The sleaze of the grindhouse era inspires a special kind of love. Warped, dubious, indefensible, yet real all the same. Part of that love is a nostalgia from those bad old days. But it takes an even more special brand of that special love to seek to recreate forgotten exploitation genres, and yet that is what we have here: the first Nazisploitation flick in close to thirty years.
With Nazi hunters closing in, former SS commandant Helmut Schultz recounts to a priest his activities as the ruler of Stalag 69. In the closing days of the war, he performs terrible scientific experiments, along with the expected torture, on an international (and co-ed) group of POWs. Said prisoners, meanwhile, plot their escape and their revenge.

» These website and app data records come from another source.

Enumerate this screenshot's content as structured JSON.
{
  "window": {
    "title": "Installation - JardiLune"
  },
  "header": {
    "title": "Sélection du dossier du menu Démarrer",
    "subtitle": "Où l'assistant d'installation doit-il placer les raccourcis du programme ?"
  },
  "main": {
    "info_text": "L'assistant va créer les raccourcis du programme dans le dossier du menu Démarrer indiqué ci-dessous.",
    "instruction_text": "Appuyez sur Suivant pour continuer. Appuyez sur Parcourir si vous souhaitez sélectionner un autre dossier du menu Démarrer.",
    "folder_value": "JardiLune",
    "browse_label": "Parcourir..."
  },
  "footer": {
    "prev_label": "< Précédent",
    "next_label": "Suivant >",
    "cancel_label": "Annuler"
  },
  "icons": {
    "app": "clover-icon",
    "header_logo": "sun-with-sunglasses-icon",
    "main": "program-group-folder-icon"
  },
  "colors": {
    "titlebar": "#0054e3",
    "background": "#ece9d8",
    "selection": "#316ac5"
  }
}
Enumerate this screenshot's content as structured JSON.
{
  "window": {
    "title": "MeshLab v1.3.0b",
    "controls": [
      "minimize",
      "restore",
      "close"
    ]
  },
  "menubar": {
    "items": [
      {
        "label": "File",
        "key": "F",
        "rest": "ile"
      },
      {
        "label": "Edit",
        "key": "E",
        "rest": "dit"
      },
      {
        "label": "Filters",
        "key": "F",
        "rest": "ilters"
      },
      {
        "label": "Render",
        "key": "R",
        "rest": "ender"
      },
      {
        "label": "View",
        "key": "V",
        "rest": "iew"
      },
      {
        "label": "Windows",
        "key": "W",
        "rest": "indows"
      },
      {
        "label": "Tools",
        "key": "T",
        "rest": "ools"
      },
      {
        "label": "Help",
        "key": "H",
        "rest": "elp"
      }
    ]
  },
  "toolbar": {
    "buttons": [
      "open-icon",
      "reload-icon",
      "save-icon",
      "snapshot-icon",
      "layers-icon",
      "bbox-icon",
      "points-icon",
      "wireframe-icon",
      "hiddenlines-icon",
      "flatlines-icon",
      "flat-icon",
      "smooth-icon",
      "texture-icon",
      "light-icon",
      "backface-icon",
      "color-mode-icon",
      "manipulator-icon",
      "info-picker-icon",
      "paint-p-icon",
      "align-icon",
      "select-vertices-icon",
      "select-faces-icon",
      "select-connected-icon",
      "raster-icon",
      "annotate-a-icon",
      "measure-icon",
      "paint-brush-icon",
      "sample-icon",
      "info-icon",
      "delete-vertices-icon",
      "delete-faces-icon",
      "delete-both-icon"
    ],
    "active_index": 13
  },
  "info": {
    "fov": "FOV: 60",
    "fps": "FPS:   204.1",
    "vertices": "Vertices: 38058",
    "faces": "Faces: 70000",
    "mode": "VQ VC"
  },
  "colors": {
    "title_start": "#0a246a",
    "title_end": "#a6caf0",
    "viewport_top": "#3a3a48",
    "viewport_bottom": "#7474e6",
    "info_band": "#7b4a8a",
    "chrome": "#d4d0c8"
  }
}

So here we are, back in the underbelly of cinema that gifted us with the likes of Ilsa, She Wolf of the SS, though on a budget that makes the Ilsa films look like Schindler’s List. In point of fact, the suburban rec-room aesthetic of a number of the sets put me in mind of a strange bit of She-Devils of the SS – not the Erwin Dietrich film from 1973, but zero-budgeted bit of VHS flotsam from the 80s, that I’ll be damned if I can find out anything about. At any rate, writer/producer/director Keith J. Crocker revisits all the sex and violence of the subgenre, but adds both length and campy humour. Clocking in at an astounding 135 minutes, Blitzkrieg is half again as long as its models, and that’s a very long time indeed. The humour, meanwhile, has the effect of transforming the film into a torture porn version of ‘Allo ‘Allo. The wisdom of such a move is debatable. Are we then supposed to be laughing at the mutilated women on display? Not even Ilsa, The Wicked Warden raised that problem. I can’t help but admire the enthusiasm and energy that went into this project, and I applaud its perverse affections, but I also cannot help but wish a greater self-awareness were present as well.
This is, when one gets right down to it, an amateur production, so it would be unfair to berate its technical shortcomings too harshly. And when it comes to the picture, at least, it has to be said that those shortcomings are fairly minimal. The non-anamorphic 1.85:1 widescreen image is relatively free of grain, bearing in mind that the film was shot on 16 mm. Yes, there is some rawness here, an noticeable pixelation, but the picture is quite watchable, and with strong colours.
Things are much rougher here, with lots of harsh buzzing of the dialogue. Even worse, at least one scene has a sound mix so muddy and botched that it is almost completely unintelligible. I don’t think this is a problem of the transfer as such, but whatever the reason, listening to the film is a fairly painful experience.
Commentary track: The participants are Crocker, production designer Keith Maturro, and star Tatyana Kot. They’re a cheery bunch, with plenty of stories that reveal quite a bit about the nature of low-budget filmmaking, but was it necessary to shout quite so much?
Nazis Over Nassau: (30:12) The independent film equivalent of the standard promo featurette. One gets the sense that there were more ambitious ideas about what the film was about than are actually conveyed by the finished product.
Cast and Crew Q&A from the NYC Premiere: (30:18) This is mostly Crocker holding forth. It does look like a good time was had by all, and the glee is rather infectious.
Schindler’s Lust Trailer: (7:12) A black and white piece that was the initial conception for the film.
Bloopers: (5:46). Poor Kot rarely has her clothes on in these.
16 mm Test Footage: (5:28) More black and white shots.
Deleted Scenes: (5:49) Four of them, featuring a killer ape.
Trailers for Blitzkrieg and The Bloody Ape.
I’m afraid I left the most alarming news for last: there is an approving blurb on the back cover from none other than Uwe Boll. This is not a sign that the apocalypse is near. It is the plain evidence that the end has arrived.